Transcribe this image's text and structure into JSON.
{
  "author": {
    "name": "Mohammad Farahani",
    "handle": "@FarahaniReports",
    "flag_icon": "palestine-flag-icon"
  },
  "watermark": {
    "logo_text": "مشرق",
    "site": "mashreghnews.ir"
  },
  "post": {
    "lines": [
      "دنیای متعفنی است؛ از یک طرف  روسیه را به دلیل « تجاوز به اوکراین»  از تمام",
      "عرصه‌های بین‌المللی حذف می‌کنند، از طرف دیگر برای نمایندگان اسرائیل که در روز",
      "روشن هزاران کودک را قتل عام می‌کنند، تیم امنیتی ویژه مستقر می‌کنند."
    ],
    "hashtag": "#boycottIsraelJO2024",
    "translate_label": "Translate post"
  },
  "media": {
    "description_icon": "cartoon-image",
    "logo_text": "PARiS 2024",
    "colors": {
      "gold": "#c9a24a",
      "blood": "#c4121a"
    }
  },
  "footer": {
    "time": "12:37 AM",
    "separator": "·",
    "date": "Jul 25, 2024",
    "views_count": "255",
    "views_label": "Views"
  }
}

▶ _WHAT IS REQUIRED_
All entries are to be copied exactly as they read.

▶ _EXERCISE RESPONSE_
Transcribe this image's text and structure into JSON.
{
  "author": {
    "name": "Mohammad Farahani",
    "handle": "@FarahaniReports",
    "flag_icon": "palestine-flag-icon"
  },
  "watermark": {
    "logo_text": "مشرق",
    "site": "mashreghnews.ir"
  },
  "post": {
    "lines": [
      "دنیای متعفنی است؛ از یک طرف  روسیه را به دلیل « تجاوز به اوکراین»  از تمام",
      "عرصه‌های بین‌المللی حذف می‌کنند، از طرف دیگر برای نمایندگان اسرائیل که در روز",
      "روشن هزاران کودک را قتل عام می‌کنند، تیم امنیتی ویژه مستقر می‌کنند."
    ],
    "hashtag": "#boycottIsraelJO2024",
    "translate_label": "Translate post"
  },
  "media": {
    "description_icon": "cartoon-image",
    "logo_text": "PARiS 2024",
    "colors": {
      "gold": "#c9a24a",
      "blood": "#c4121a"
    }
  },
  "footer": {
    "time": "12:37 AM",
    "separator": "·",
    "date": "Jul 25, 2024",
    "views_count": "255",
    "views_label": "Views"
  }
}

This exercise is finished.